Former Slovak police president and newly elected MP Tibor Gašpar has experienced a tumultuous period during the last three years. He was indicted and is still being prosecuted, but he moved up from ninth to sixth place on the back of 130 thousand preferential votes in the September election and comfortably became a member of the National Council.
You have been touted as the possible chief of the Slovak Information Service (SIS). Do you aspire to be more than "just" an MP?
The question of whether I might join another institution, such as the SIS, instead of being an MP is premature right now. Certain media outlets and opposition MPs have been spreading these ideas, and they are basing their assumptions primarily on the fact that I am seen as an expert on internal and international security in the SMER-SD political party. My whole career in the police force revolved around dealing with matters of security. I do want to keep utilizing my skillset in matters of Slovak security in service to the public.
What do you want to focus on the most in the National Council?
As stated in my response to your first question, I consider myself to be an expert on security matters, I would like to focus primarily on this area in the Parliament. I am interested in working on the Council's various committees that focus on internal and international security, and I want to contribute mainly to the drafting of legislation that affects the security of Slovakia in current conditions.
You were the police president between 2012 and 2018, you have been under prosecution since 2020, and then became an MP this year – that is quite a rollercoaster. Has the public perception of you changed?
I'll start my response to this question from the end. I received more than 130 thousand preferential votes in the election, which means that a large portion of the public entrusted me with a strong mandate as well as their faith as a future MP. There was also a time, of course, when the public perception of me was manipulated chiefly by certain mainstream media outlets, which are capable of purposely discrediting someone in the eyes of the public. It was exactly the biased approach of certain media outlets as well as acts of deliberate criminalization that made me want to keep working in public affairs and doing my best to ensure that such things never happen to other Slovak citizens. I must say in the same breath, however, that I was also displeased with the direction that Slovakia was taking under the leadership of the incumbent government. I care about what the lives of my children and grandchildren will be like.
How is the criminal case against you going?
A judge from the Specialized Criminal Court, who was assigned to investigate the charges against me filed by a prosecutor from the Special Prosecutor's Office in late 2021, is currently deciding on the next steps in the proceedings. There is a wide array of evidence proving that the entire prosecution process was conducted by biased law enforcement bodies who had tampered with cooperating witnesses.
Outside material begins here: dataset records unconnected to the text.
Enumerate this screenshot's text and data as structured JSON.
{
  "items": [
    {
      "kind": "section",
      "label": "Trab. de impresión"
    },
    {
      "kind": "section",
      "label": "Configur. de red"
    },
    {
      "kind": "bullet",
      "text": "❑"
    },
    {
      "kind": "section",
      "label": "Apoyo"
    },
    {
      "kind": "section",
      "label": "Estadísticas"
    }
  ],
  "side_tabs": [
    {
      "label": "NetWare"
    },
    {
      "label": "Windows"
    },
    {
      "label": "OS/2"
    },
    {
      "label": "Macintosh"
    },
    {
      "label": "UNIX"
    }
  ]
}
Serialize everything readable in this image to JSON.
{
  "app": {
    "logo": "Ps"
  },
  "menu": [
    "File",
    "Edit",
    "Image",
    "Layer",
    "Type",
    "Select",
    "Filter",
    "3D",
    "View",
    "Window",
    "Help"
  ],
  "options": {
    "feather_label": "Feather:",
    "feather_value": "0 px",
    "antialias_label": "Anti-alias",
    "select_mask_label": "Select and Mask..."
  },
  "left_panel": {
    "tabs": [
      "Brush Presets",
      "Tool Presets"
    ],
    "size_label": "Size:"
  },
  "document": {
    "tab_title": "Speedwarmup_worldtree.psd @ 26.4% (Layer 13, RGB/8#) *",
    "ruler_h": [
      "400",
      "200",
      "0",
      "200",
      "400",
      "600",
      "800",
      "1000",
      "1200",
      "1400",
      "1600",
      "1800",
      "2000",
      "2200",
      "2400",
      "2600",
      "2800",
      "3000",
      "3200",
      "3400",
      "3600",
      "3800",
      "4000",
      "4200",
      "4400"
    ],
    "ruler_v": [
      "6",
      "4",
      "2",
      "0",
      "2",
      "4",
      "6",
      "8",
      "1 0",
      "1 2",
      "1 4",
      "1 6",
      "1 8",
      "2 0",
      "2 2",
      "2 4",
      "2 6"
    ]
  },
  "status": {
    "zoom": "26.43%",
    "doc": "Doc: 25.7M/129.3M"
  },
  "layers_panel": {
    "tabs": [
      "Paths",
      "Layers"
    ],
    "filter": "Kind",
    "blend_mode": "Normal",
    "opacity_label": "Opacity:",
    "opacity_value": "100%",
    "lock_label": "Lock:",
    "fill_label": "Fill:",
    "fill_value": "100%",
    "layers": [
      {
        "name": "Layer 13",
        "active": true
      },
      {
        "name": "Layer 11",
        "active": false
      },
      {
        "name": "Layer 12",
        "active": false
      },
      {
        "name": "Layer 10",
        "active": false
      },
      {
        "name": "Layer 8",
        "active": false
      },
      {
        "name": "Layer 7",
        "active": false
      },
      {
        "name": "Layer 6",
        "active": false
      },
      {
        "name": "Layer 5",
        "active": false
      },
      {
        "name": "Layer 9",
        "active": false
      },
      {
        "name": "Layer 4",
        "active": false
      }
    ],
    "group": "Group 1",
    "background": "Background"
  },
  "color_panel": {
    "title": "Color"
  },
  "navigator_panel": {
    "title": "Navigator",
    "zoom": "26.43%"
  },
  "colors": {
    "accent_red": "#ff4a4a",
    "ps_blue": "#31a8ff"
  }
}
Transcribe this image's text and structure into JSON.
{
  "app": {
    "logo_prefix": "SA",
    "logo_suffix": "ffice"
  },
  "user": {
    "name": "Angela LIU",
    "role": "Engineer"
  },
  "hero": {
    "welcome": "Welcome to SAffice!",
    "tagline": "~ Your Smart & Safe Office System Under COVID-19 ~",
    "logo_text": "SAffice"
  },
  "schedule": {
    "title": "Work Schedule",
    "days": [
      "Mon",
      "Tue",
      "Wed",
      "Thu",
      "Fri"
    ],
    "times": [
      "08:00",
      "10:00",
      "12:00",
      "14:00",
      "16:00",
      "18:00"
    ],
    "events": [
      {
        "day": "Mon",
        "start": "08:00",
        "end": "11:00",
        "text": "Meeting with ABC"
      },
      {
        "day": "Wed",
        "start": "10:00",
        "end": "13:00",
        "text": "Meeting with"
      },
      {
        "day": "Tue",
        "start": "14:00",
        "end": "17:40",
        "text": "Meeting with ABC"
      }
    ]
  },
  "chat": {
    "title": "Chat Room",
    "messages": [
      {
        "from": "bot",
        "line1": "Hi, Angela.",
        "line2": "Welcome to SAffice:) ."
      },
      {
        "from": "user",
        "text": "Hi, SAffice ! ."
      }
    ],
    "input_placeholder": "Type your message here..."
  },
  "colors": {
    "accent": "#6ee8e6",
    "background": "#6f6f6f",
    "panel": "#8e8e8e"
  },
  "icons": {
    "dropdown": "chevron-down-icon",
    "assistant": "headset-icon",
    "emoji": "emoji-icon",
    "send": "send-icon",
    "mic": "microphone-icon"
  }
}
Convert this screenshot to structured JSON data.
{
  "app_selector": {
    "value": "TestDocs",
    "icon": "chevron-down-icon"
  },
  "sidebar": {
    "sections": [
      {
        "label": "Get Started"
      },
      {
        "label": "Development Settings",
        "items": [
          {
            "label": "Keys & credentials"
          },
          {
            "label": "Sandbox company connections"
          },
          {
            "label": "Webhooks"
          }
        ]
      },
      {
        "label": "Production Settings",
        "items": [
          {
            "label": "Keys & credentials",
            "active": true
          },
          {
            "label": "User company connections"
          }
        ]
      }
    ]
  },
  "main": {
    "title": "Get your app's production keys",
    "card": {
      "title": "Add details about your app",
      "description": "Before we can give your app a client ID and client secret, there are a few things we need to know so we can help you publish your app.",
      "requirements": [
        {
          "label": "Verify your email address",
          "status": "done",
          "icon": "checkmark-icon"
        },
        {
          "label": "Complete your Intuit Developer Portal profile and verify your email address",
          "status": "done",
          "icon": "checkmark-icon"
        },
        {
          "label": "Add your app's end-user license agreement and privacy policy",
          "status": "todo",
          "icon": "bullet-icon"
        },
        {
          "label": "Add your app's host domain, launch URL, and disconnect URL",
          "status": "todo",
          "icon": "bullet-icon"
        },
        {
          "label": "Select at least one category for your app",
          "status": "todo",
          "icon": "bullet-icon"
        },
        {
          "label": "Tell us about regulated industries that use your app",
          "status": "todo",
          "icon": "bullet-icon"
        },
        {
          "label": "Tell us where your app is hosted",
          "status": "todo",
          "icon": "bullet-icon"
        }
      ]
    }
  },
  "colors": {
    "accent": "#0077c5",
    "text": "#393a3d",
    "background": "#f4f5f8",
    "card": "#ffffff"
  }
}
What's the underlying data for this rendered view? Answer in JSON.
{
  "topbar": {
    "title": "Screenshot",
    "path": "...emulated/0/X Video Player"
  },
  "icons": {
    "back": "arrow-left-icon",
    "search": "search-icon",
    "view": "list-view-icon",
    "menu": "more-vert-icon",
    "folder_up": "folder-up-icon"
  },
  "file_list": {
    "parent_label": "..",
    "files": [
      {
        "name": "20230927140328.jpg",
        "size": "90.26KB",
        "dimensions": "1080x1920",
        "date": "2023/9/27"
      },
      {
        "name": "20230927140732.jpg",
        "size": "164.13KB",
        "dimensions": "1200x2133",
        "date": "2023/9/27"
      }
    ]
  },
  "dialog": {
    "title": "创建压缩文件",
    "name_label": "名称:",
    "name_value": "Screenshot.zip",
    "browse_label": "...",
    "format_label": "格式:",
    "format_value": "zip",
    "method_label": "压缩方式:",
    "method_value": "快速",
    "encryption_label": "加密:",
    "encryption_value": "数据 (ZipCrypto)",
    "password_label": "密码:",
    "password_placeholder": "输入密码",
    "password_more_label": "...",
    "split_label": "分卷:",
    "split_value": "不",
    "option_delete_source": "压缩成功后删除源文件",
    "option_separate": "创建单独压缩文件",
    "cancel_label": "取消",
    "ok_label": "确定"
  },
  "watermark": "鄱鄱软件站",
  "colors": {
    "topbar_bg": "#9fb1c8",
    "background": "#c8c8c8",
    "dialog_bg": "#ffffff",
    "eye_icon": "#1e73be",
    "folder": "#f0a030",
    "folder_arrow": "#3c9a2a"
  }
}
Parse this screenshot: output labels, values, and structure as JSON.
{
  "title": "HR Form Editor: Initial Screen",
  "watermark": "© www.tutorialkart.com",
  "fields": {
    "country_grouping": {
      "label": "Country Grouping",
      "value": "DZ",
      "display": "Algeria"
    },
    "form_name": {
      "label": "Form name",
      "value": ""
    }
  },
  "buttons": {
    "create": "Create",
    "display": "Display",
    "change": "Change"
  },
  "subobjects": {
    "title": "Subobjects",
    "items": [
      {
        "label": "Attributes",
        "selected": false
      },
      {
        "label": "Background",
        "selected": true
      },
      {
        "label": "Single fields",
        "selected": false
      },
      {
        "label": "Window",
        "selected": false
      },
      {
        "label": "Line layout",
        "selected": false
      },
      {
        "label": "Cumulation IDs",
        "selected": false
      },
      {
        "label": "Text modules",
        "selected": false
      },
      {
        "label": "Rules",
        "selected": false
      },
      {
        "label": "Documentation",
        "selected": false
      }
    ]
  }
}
It was partly based on this evidence that – after becoming familiar with the criminal file, and in order to maintain a fair and just process – the SCC judge appealed to the Slovak Constitutional Court to rule on whether two specific laws do not contradict one another. However, the appeal was overruled by the Senate of the Supreme Court. I am waiting to see how things develop and I am prepared to defend my innocence by lawful means.
One could say that you've experienced police work from both sides. How do you feel about the current state of the Slovak police force and justice system?
A part of the Slovak police force, specifically the National Crime Agency (NAKA in Slovak – a specialized nationwide agency fighting serious crime) has been politicized and has taken orders from the ranks of politicians to criminalize opposition party members, specifically from the SMER-SD party. This has been happening on the watch of certain SPO prosecutors by way of manipulated criminal proceedings. All of that needs to change, and we need to bring back the rule of law into these law enforcement agencies.
Tibor Gašpar (born April 23, 1962, in Kežmarok) is a former police president and newly elected member of the National Council of the Slovak Republic, where he has been appointed chairman of the Defense and Security Committee.
In 1987, he graduated from the Comenius University Bratislava Faculty of Physical Education. He started working as a primary school teacher in Nitra and then as a lecturer at the Constantine the Philosopher University Nitra Faculty of Education.
He joined the police force in 1993, which is when he also enrolled at the Academy of the Police Force in Bratislava. He started as a detective, working his way up to deputy chief of the Nitra Police Force Regional Office and director of the Bureau of Judicial and Criminal Police in Nitra (2003–2005).
In 2005, he became the director of the Anti-Corruption Bureau and, three years later, was promoted to the rank of general. In May 2012, he was named president of the Slovak Police Force, which is a position he held until 2018. He then spent a little under a year as an advisor to the minister of interior at the time Denisa Saková.
In November 2020, he was indicted under the "Purgatory" case; the prosecution is still ongoing. Gašpar was co-opted into the NC SR in the September election.